In the previous session, Charuk had students pair up. One student was given a drawing, and had to verbally guide her partner to recreate the drawing. In this session, no talking is allowed. One student has to convey to his partner, who is listening to music through earphones, how to color in the drawing they had already completed. The teams were given a few minutes to strategize how they would communicate colors and placement without words. It was wonderful to see how each team came up with problem-solving techniques to complete the assignment. Some came up with clear systems (assigning numbers to the colors in the watercolor kit), others relied on their own form of charades.

One boy crossed his wrists and bounced them up and down. “What’s that? Gangnam Style?” I asked, confused as to how that cultural reference might correspond to a color or shape. His partner wailed, “I don’t know what Gangnam Style means!”

At the end, Charuk asked them how the exercise made them feel, and how being visually and auditorially impaired or distracted might affect a driver’s performance on the road.
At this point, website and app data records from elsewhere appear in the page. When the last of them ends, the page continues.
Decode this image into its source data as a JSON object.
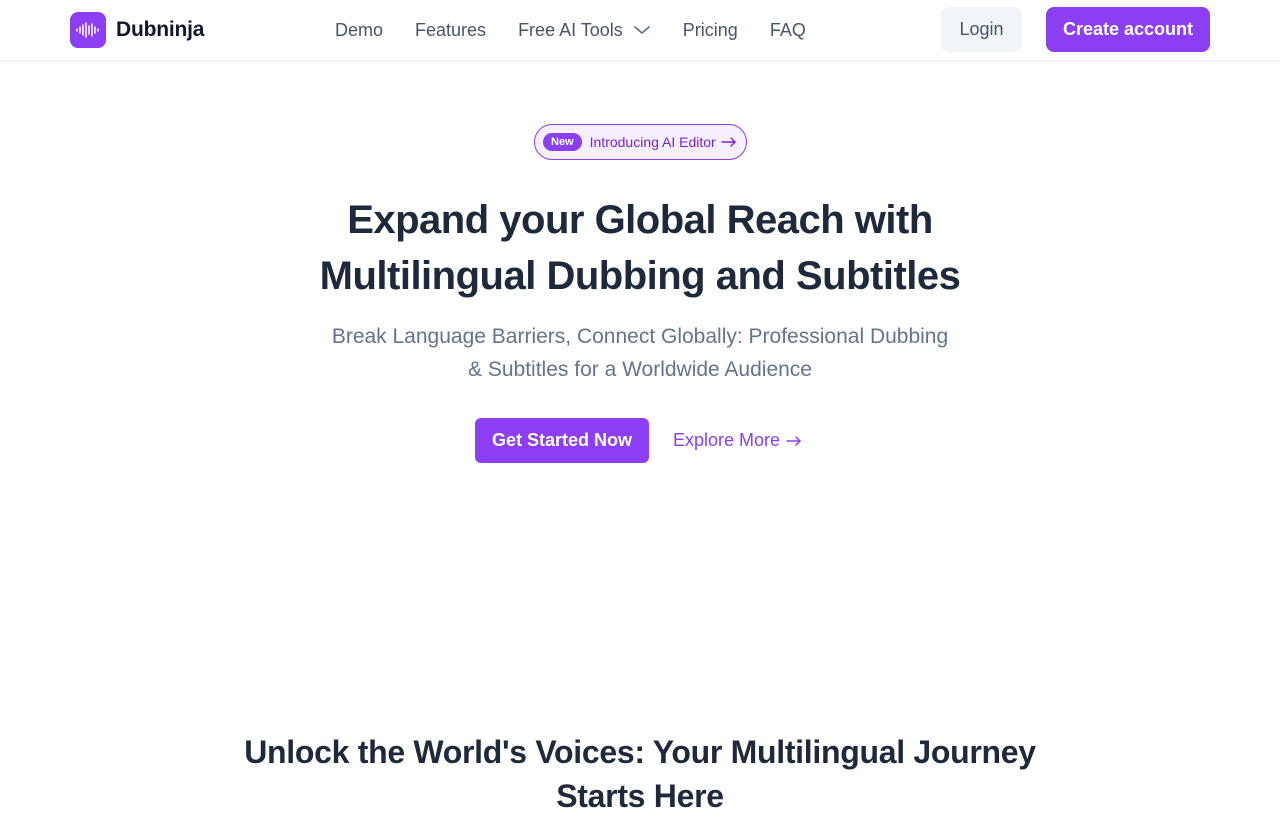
{
  "header": {
    "logo_text": "Dubninja",
    "nav": {
      "demo": "Demo",
      "features": "Features",
      "free_ai_tools": "Free AI Tools",
      "pricing": "Pricing",
      "faq": "FAQ"
    },
    "login_label": "Login",
    "create_account_label": "Create account"
  },
  "hero": {
    "badge_label": "New",
    "announcement": "Introducing AI Editor",
    "title_line1": "Expand your Global Reach with",
    "title_line2": "Multilingual Dubbing and Subtitles",
    "subtitle_line1": "Break Language Barriers, Connect Globally: Professional Dubbing",
    "subtitle_line2": "& Subtitles for a Worldwide Audience",
    "primary_cta": "Get Started Now",
    "secondary_cta": "Explore More"
  },
  "section": {
    "title_line1": "Unlock the World's Voices: Your Multilingual Journey",
    "title_line2": "Starts Here"
  },
  "icons": {
    "logo": "sound-wave-icon",
    "dropdown": "chevron-down-icon",
    "arrow": "arrow-right-icon"
  },
  "colors": {
    "brand": "#8b3ef2",
    "text_dark": "#1e293b",
    "text_muted": "#64748b",
    "nav_text": "#475569"
  }
}
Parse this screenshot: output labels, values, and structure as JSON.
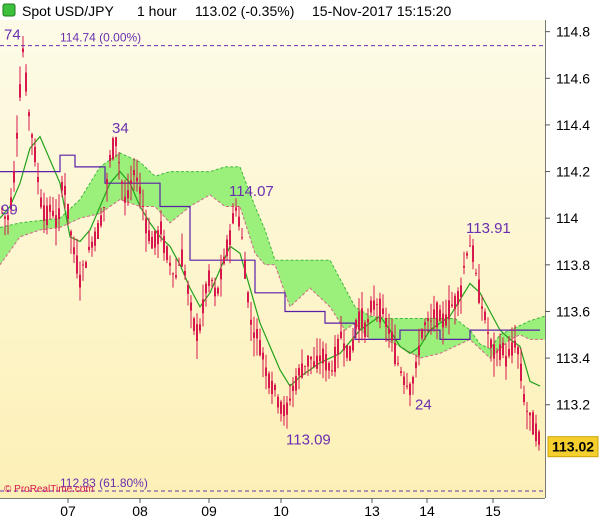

“Who was frustrated?” asked Charuk. A lot of students said, “Me!”

Each painting, when put together with the others, formed a mural depicting the aerial view of a street system.

Other elements of the project included working on a visual ad campaign for rail, to understand how language is used for communicating agendas, and recognizing that they can be heard on important issues by writing those letters to legislators.

The Art to Go course, part of the museum’s outreach program, was conducted in partnership with St. Elizabeth’s Episcopal Church’s Na Hokulele Program (Shooting Stars), and funded by the Peter and Elizabeth C. Tower Foundation, Department of Housing and Urban Development (HUD), Office of University Partnerships, Alaska/Native Hawaiian Institutions Assisting Communities (AN/NHIAC) Program and Hawaii Pacific University.

Brooke Moreilhon and Carina Iwane use a numbering system to complete their auditory impairment excercise.